Since Fin died, many people have shared their stories of how sad it is when a dog in our lives has to go. Or a cat. It still amazes me just how touched we are by the loss of our four-legged companions. The many different and deep ways of animal-human friendships.
When Fin was dying of cancer I was struggling. I was reading around, looking for comfort in the experience, and for how to help a sick and ageing dog. I stumbled over a blog post by Patricia McConnell (a most wonderful animal behaviourist and writer) about when her dog Lassie passed on. She was inspired by the famous story about Hemingway challenging his friends to write the shortest story possible. He won the challenge.
Hemingway had written: For Sale. Baby Shoes. Never Worn.
Since then, summarising one’s life in six words has become part of life writing and storytelling.
Patricia McConnell wrote six words for her dog Lassie, and she invited her readers to do the same for their dogs and share it on this blog post. When I was hand-feeding Fin and we were in our grace period of being able to say goodbye, the many responses really helped me. Fin was my first dog, and I was shocked with how intense the experience of losing her was. I think losing our pets hurts so much, is somehow ‘worse’, because they are so much part of our being — just there, with us, around us, without words, without logic — that when they go they leave behind the memories of all the other losses in our lives.
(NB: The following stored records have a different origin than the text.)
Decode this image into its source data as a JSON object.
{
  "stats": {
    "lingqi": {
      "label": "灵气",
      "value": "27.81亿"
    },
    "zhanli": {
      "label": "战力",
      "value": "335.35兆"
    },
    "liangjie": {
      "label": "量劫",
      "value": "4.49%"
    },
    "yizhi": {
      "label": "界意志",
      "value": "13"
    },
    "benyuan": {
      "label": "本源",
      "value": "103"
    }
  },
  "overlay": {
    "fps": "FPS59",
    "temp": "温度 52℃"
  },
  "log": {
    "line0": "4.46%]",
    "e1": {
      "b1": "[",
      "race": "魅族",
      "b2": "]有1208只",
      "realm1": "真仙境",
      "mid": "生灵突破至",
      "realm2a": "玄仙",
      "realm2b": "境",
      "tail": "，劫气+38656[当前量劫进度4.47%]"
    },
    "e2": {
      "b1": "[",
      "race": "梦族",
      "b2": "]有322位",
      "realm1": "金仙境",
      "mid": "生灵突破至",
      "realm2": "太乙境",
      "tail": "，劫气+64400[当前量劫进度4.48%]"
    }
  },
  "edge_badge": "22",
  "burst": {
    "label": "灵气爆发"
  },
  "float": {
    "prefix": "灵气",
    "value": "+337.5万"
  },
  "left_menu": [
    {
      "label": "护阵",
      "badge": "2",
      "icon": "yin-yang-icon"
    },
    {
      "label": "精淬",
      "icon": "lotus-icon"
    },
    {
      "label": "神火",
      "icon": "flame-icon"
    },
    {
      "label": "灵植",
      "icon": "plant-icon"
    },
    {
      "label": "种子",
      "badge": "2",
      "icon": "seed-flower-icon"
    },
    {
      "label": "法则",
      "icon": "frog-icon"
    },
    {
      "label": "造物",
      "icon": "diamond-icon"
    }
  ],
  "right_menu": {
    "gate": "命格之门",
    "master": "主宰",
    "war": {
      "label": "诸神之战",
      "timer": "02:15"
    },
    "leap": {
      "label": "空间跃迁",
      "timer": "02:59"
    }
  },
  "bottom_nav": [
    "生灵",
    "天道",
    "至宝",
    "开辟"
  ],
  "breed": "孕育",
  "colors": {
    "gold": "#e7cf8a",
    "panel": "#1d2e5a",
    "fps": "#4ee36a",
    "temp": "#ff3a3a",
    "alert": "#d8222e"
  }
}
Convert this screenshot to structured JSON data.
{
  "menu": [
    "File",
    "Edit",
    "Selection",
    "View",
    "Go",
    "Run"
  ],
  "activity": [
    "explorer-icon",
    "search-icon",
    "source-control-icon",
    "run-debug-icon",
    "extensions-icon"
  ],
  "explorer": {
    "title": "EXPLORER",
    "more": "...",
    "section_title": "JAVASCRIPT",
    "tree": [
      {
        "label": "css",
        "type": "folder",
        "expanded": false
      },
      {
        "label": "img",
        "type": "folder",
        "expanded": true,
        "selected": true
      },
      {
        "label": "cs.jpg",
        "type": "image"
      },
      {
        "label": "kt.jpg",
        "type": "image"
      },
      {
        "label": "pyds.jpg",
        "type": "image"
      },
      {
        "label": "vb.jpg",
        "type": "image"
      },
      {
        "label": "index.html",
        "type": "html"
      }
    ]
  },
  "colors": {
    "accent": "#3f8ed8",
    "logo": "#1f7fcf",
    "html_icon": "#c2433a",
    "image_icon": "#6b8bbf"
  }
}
People are still replying to McConnell’s invitation today — more than two years after the post. Recently, I added my six words for Fin and my life with her to Patricia McConnell’s post “Six Words”. Response # 335 :) Somehow it feels good to be on this site with so many beautiful expressions of the love dogs left behind — for us to continue to give.
I was going to add a photo of Fin in here. But then I remembered this drawing I made of her. A quick gesture drawing, done in maybe half a minute. In the evening of one of our last days together. She had had a good dog day. Snoozing in the sun, a day full of the pleasures of plodding at her favourite beach, being able to eat.
When I look at that drawing now, I can still feel her in my hands. My beautiful, beautiful kelpie. I hope I never lose that.
More stories about losing a dog and about how dogs touch our lives
A couple of weeks after I wrote this, I read this fine post about men and their dogs on Michael Baugh’s blog, about how the way men love their dogs might be different from the way women love their dogs.
A powerful piece of writing by Neil Gaiman about losing his first ever dog, Cabal, is here.
And then there is of course Fiona Apple’s Handwritten Letter About Her Dying Dog.